Sonimus is an audio production plugin manufacturer and designer which creates very unique sounding and useful plugins suitable for audio mixing and mastering. I’ve been honored to be in touch with them for a couple of years. We’ve done some plugin giveaways on the Musixon community which got very good feedback from our audience. Today they’ve been kind enough to give me their latest audio plugin “Satson CS” for a review. This one is a very special sounding SSL emulation bundle. There are often people saying things about the pros of analog outboard gear sound compared to audio plugins, but the fact is that we can’t say which one is better. The duties are the same but the way they affect the sound is just different and Satson CS does the job in its unique way. 


The bundle includes a gain staging, an equalizer, and a compressor unit. I figured they’re great tools for my mastering chain but they certainly can be used on track-outs during mixing or tracking too. The plugins are all set inside one window which allows you to remove or add more of them!  


I love the SSL type EQs and when I’m mixing vocals, it’s always the first EQ I throw on the chain. Usually starting by using a high-pass filter and cutting some frequencies around 400 kHz – 700 kHz to remove muddiness. A good option for adding some air to vocal tracks too by boosting the super-high frequencies on it. Today I tried to use the “Satson CS EQ” on my master bus while mastering. You have to be very careful while using them because all these 3 plugins are very accurate, so be sure not to go crazy on them, especially on the master buss. Very subtle tweaks made my master sound pretty much better. I could smooth out the kick drum which was hitting the ear too hard, using that EQ in a nice and subtle way. The EQ-in button lets you bypass that single plugin unit to check the difference between the unprocessed and processed sound which is an important feature.



As well as being an SSL type buss compressor, this one can also be used for vocal or instrument tracking. Among other features, it has got an adjustable attack control which is not only by steps and it gives you the option to choose different stereo image modes (Stereo Link – Dual Mono – Mono). While I was mastering, I put the compressor unit right after the EQ and just tried to smooth out the transients and mess with the dynamic-range without being too noticeable. The attack control setting also helped me to even get a more accurate result since it’s more adjustable rather than the other versions (0.1ms to 30.0ms).

 A lot of people think mastering is just increasing the volume or the compressor just makes the track sound thick!  

 The final mix you get for mastering normally should have about -3db to -6db of headroom. So what happens if you only increase the volume and add up some more dbs?  It’s gonna get louder until the audio starts to get distorted.

 The limiter can avoid the audio to get distorted but it works just like the compressor with a super-high ratio. Thus the dynamic range becomes lower and lower as you increase the volume and a lot of harsh and unpleasant frequencies get more and more audible.

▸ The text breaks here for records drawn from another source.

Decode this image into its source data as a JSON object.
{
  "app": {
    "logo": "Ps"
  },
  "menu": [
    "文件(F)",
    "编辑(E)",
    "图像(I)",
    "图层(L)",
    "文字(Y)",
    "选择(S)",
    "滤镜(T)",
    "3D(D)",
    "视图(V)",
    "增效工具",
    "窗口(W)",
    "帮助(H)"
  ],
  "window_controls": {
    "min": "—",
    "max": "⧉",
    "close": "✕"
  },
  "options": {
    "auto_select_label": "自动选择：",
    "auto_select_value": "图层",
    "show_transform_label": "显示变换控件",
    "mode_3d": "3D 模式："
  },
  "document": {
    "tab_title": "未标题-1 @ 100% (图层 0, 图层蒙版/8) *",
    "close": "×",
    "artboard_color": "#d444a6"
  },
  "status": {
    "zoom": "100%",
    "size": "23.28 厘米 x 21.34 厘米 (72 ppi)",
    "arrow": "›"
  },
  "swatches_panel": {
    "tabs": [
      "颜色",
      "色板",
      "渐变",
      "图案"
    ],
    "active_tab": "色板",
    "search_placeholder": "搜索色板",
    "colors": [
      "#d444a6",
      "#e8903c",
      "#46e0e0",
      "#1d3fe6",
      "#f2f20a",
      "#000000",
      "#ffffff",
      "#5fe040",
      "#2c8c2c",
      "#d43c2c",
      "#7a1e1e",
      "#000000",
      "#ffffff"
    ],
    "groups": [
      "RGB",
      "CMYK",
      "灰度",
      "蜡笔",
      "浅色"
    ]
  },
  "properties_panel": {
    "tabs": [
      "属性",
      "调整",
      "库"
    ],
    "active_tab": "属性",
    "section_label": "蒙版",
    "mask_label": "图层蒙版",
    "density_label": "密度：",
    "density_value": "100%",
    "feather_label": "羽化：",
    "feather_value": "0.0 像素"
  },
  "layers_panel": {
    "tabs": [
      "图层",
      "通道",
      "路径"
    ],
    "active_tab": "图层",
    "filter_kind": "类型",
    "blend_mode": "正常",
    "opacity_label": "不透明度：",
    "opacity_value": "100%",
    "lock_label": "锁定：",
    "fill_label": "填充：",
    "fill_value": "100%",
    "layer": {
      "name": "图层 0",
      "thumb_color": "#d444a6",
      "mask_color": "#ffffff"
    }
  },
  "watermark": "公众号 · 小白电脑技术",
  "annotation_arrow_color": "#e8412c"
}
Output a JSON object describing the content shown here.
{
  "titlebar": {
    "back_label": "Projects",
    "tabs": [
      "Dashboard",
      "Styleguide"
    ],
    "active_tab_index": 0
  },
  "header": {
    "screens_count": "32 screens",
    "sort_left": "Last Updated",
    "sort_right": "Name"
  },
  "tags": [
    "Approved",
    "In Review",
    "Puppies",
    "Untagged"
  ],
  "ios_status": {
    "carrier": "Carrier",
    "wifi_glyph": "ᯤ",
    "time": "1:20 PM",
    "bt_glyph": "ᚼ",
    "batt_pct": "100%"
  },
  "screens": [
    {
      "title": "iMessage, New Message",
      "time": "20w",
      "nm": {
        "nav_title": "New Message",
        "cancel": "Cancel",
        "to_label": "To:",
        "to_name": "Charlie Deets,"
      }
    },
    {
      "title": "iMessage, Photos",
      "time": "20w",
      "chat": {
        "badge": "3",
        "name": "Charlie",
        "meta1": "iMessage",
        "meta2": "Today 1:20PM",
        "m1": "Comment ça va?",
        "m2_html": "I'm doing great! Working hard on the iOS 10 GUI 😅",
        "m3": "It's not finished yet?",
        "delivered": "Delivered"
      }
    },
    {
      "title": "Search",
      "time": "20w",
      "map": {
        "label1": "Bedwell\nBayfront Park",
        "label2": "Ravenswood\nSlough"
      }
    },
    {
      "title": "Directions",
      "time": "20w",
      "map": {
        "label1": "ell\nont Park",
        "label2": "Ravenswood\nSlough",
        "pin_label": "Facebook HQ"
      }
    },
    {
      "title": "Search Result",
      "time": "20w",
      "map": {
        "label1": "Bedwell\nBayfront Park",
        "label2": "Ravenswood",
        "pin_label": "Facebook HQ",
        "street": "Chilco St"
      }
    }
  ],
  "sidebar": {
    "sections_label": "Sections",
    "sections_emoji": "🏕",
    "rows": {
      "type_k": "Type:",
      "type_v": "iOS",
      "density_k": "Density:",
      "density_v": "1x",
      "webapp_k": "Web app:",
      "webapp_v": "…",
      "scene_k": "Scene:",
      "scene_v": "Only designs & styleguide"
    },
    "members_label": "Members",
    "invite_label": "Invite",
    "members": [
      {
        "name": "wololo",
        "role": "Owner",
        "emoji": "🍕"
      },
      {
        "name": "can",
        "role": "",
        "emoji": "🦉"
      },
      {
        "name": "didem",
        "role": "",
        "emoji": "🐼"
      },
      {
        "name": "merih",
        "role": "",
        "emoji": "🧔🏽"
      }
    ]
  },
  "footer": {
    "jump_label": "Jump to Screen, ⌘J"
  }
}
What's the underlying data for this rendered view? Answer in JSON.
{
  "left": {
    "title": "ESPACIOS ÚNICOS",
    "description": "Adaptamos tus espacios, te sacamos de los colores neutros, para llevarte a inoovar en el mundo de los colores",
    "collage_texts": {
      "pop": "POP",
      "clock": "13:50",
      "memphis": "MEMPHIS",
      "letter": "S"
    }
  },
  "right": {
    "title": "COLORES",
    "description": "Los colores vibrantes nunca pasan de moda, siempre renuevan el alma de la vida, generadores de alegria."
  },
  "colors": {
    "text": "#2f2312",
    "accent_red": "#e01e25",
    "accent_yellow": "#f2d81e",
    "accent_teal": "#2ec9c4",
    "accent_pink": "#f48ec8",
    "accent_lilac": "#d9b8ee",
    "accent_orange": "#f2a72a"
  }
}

That’s when we understand how vital the mastering techniques are and an excellent buss compressor is an important tool on the chain. The “Satson CS Compressor” would be a good way to glue the sounds together to make them more pleasant to the ear when the master becomes very loud. 



This one works like a volume fader but with adding its own subtle and unique color to the sound. It also has high and low cut frequency knobs very suitable for use on the master buss or track-outs in the mix. There are times you may need more input volume for your limiter on the master buss and this plugin unit can be a great help for it while adding its unique harmonic saturation which would help to get a warm and smoother sound. 


As well as the effects these plugin units add up to the sound, I can tell they were fully considering the work-flow simplicity and speed while creating the “Satson CS”. You simply add new plugins to the window by clicking on the “MODULES” button on the left top or drag one out to remove. If you drag a plugin by mistake, it also can undo and bring it back for you. The mixing knob on the SSL is also pretty useful for parallel processing on the sound. All in all, I personally like what they have created and would be definitely keep using it.

Llane-a, Musixon Founder